Britain says Hong Kong is a litmus test for China

Staff and visitors of the Revenue Tower, a government building, wait outside as protesters occupy the lobby of the building during a protest against an extradition Bill in Hong Kong on June 24, 2019.
Staff and visitors of the Revenue Tower, a government building, wait outside as protesters occupy the lobby of the building during a protest against an extradition Bill in Hong Kong on June 24, 2019.PHOTO: EPA-EFE

LONDON (REUTERS) - Britain urged an independent investigation into the violence against protesters in Hong Kong opposed to a Bill that would allow people to be sent to mainland China for trial, warning on Tuesday (June 25) that the fate of its former colony would be a litmus test for China.

Millions of people have clogged the streets of the Asian financial centre this month to rally against the Bill, which would allow people to be extradited to the mainland to face trial in courts controlled by the Communist Party.

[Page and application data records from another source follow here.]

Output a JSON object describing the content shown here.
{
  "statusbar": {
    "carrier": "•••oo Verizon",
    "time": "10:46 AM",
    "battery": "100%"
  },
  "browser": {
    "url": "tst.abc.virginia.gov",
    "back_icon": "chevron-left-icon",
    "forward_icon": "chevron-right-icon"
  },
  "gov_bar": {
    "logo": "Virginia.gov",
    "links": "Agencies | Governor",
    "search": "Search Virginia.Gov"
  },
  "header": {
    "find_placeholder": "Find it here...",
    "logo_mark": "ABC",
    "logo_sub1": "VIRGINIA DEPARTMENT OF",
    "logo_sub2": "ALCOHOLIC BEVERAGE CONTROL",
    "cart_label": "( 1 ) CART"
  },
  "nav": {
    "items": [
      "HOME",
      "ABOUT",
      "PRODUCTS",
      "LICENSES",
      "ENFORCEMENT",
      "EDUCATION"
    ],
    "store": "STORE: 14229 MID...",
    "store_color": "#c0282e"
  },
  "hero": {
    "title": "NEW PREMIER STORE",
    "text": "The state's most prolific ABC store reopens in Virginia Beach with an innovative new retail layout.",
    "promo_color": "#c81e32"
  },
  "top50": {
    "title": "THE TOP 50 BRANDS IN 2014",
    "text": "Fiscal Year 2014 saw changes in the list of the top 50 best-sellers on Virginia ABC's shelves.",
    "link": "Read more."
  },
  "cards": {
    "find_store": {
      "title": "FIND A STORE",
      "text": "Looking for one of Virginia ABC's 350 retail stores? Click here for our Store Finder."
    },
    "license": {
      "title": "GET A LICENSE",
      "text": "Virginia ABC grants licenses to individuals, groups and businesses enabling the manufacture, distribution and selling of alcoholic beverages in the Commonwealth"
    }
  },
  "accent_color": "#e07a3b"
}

Hong Kong police fired rubber bullets and tear gas at demonstrators who threw plastic bottles.

"I today urge the Hong Kong... government to establish a robust, independent investigation into the violent scenes that we saw," Foreign Secretary Jeremy Hunt said in Parliament.

"The outcome of that investigation will inform our assessment of future export licence applications to the Hong Kong police and we will not issue any further export licences for crowd control equipment to Hong Kong unless we are satisfied that concerns raised on human rights and fundamental freedoms have been thoroughly addressed."

Hong Kong returned to Chinese rule in 1997, since when it has been governed under a "one country, two systems" formula that allows it freedoms not enjoyed on the mainland, including freedom to protest and a much-cherished independent judiciary.

"We will stand by that agreement and we expect China to do the same," Mr Hunt said. "What happens in Hong Kong is, I think for all of us, a litmus test of the direction of travel that China goes in."

"The fundamental freedoms of Hong Kong are what have made it such a stunning success since 1997 and indeed before 1997 - anything that contradicted the letter or spirit of the basic law that preserves them should not happen," Mr Hunt added.